── Dataset excerpts ──
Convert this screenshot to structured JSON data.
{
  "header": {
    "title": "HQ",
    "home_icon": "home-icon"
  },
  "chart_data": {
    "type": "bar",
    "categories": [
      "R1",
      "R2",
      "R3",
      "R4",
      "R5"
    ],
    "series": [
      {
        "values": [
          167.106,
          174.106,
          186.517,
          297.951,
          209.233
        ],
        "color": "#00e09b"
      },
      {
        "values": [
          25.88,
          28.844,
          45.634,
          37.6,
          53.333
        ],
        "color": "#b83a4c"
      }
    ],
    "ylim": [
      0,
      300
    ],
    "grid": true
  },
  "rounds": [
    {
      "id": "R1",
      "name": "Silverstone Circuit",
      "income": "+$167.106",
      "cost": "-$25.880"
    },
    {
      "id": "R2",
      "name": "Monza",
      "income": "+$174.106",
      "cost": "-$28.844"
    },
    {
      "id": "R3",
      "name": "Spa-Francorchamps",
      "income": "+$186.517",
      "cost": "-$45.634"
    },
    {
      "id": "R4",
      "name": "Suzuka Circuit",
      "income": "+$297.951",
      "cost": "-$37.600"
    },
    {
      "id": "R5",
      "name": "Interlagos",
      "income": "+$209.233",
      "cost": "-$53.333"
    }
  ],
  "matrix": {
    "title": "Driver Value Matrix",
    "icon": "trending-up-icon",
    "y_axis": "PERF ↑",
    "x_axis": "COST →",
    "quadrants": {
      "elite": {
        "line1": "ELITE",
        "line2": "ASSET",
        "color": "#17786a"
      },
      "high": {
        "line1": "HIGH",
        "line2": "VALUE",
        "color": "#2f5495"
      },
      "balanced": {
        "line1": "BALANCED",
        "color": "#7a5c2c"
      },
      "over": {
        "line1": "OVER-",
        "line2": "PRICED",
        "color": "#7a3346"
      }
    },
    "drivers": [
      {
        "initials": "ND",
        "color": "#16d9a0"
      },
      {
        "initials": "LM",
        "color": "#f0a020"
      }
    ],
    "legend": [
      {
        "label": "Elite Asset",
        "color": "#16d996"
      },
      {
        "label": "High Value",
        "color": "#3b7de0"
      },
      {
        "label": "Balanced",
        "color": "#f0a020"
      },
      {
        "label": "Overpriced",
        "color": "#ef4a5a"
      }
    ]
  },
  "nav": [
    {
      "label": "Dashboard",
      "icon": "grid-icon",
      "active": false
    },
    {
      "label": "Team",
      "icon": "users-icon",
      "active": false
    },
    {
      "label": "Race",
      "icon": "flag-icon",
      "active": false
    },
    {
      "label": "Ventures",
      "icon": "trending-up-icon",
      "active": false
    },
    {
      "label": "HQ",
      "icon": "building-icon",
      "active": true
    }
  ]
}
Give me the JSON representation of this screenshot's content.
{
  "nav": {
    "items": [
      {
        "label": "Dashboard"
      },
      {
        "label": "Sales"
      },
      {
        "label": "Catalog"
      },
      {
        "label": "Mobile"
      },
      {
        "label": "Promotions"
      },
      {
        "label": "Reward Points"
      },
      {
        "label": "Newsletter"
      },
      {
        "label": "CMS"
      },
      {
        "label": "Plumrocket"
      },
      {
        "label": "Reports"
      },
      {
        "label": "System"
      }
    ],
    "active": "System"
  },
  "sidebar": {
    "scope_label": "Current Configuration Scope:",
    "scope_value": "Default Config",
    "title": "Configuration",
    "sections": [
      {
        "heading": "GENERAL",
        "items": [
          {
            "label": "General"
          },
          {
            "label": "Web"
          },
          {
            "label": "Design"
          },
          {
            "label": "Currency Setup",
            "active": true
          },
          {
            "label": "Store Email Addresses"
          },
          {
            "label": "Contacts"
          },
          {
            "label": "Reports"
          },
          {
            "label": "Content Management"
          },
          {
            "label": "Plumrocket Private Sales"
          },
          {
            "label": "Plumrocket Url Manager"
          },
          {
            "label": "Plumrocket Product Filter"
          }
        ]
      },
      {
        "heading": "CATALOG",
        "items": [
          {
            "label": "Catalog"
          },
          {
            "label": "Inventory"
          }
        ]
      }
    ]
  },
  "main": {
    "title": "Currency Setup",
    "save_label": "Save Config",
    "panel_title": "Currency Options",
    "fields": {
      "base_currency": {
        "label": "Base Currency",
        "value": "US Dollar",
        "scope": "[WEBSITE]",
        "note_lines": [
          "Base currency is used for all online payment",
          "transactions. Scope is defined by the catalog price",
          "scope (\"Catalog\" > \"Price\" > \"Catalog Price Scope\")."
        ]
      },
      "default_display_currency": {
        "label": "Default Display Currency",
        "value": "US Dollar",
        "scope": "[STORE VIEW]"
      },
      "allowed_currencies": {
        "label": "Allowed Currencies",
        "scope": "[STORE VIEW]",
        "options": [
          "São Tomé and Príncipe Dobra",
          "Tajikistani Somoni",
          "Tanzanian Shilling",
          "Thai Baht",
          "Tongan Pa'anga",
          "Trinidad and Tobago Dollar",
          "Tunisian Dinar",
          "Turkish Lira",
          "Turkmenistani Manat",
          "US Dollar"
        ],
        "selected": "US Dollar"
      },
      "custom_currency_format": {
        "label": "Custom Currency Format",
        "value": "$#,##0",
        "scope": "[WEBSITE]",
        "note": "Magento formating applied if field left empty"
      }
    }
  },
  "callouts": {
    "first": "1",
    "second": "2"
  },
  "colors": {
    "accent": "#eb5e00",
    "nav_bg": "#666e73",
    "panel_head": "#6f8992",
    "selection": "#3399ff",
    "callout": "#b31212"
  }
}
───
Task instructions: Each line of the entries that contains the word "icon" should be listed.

Final answer:
    "home_icon": "home-icon"
    "icon": "trending-up-icon",
      "icon": "grid-icon",
      "icon": "users-icon",
      "icon": "flag-icon",
      "icon": "trending-up-icon",
      "icon": "building-icon",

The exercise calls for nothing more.